(Dataset rows for apps and sites)

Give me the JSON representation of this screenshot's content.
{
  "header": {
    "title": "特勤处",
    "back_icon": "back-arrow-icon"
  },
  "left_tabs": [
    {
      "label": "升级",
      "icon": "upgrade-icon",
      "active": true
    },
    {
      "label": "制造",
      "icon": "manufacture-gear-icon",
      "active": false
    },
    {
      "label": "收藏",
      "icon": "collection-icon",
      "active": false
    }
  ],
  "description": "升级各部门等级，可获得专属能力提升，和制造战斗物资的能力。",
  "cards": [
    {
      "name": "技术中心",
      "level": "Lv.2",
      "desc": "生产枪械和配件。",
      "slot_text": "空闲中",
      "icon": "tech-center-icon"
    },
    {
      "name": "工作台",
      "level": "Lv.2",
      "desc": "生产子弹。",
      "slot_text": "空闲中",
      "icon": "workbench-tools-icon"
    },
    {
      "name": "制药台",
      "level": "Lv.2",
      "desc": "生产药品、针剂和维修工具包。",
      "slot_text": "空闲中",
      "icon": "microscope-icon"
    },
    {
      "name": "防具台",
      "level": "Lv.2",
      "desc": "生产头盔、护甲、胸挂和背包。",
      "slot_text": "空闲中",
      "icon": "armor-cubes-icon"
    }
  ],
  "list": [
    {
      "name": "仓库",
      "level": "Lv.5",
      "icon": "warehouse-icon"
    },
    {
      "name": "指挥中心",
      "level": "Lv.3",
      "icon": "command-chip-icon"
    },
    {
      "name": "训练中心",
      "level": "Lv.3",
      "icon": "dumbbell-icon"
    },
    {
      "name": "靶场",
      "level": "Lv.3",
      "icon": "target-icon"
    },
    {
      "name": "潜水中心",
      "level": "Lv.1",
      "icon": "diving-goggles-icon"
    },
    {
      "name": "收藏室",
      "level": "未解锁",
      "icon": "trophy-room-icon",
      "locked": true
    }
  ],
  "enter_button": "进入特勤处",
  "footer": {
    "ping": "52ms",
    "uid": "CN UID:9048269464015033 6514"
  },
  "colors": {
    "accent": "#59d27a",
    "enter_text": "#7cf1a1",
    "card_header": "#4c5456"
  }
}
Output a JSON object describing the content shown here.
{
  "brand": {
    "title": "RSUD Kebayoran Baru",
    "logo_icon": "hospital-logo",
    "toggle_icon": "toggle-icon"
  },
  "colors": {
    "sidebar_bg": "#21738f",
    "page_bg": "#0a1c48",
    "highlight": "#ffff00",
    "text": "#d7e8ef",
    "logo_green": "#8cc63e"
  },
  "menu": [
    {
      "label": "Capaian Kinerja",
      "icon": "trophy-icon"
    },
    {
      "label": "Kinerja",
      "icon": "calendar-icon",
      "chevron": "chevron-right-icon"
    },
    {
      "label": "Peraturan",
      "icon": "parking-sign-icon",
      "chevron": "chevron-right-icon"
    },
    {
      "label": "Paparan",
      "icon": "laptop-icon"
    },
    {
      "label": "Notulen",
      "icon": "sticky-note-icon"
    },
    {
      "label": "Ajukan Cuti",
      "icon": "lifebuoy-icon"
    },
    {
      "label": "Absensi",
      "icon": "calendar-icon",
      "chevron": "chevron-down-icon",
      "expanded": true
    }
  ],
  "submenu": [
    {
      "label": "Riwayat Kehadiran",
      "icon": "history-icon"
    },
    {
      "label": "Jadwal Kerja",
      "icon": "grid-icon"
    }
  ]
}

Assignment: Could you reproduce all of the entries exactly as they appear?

Response area:
Give me the JSON representation of this screenshot's content.
{
  "header": {
    "title": "特勤处",
    "back_icon": "back-arrow-icon"
  },
  "left_tabs": [
    {
      "label": "升级",
      "icon": "upgrade-icon",
      "active": true
    },
    {
      "label": "制造",
      "icon": "manufacture-gear-icon",
      "active": false
    },
    {
      "label": "收藏",
      "icon": "collection-icon",
      "active": false
    }
  ],
  "description": "升级各部门等级，可获得专属能力提升，和制造战斗物资的能力。",
  "cards": [
    {
      "name": "技术中心",
      "level": "Lv.2",
      "desc": "生产枪械和配件。",
      "slot_text": "空闲中",
      "icon": "tech-center-icon"
    },
    {
      "name": "工作台",
      "level": "Lv.2",
      "desc": "生产子弹。",
      "slot_text": "空闲中",
      "icon": "workbench-tools-icon"
    },
    {
      "name": "制药台",
      "level": "Lv.2",
      "desc": "生产药品、针剂和维修工具包。",
      "slot_text": "空闲中",
      "icon": "microscope-icon"
    },
    {
      "name": "防具台",
      "level": "Lv.2",
      "desc": "生产头盔、护甲、胸挂和背包。",
      "slot_text": "空闲中",
      "icon": "armor-cubes-icon"
    }
  ],
  "list": [
    {
      "name": "仓库",
      "level": "Lv.5",
      "icon": "warehouse-icon"
    },
    {
      "name": "指挥中心",
      "level": "Lv.3",
      "icon": "command-chip-icon"
    },
    {
      "name": "训练中心",
      "level": "Lv.3",
      "icon": "dumbbell-icon"
    },
    {
      "name": "靶场",
      "level": "Lv.3",
      "icon": "target-icon"
    },
    {
      "name": "潜水中心",
      "level": "Lv.1",
      "icon": "diving-goggles-icon"
    },
    {
      "name": "收藏室",
      "level": "未解锁",
      "icon": "trophy-room-icon",
      "locked": true
    }
  ],
  "enter_button": "进入特勤处",
  "footer": {
    "ping": "52ms",
    "uid": "CN UID:9048269464015033 6514"
  },
  "colors": {
    "accent": "#59d27a",
    "enter_text": "#7cf1a1",
    "card_header": "#4c5456"
  }
}
Output a JSON object describing the content shown here.
{
  "brand": {
    "title": "RSUD Kebayoran Baru",
    "logo_icon": "hospital-logo",
    "toggle_icon": "toggle-icon"
  },
  "colors": {
    "sidebar_bg": "#21738f",
    "page_bg": "#0a1c48",
    "highlight": "#ffff00",
    "text": "#d7e8ef",
    "logo_green": "#8cc63e"
  },
  "menu": [
    {
      "label": "Capaian Kinerja",
      "icon": "trophy-icon"
    },
    {
      "label": "Kinerja",
      "icon": "calendar-icon",
      "chevron": "chevron-right-icon"
    },
    {
      "label": "Peraturan",
      "icon": "parking-sign-icon",
      "chevron": "chevron-right-icon"
    },
    {
      "label": "Paparan",
      "icon": "laptop-icon"
    },
    {
      "label": "Notulen",
      "icon": "sticky-note-icon"
    },
    {
      "label": "Ajukan Cuti",
      "icon": "lifebuoy-icon"
    },
    {
      "label": "Absensi",
      "icon": "calendar-icon",
      "chevron": "chevron-down-icon",
      "expanded": true
    }
  ],
  "submenu": [
    {
      "label": "Riwayat Kehadiran",
      "icon": "history-icon"
    },
    {
      "label": "Jadwal Kerja",
      "icon": "grid-icon"
    }
  ]
}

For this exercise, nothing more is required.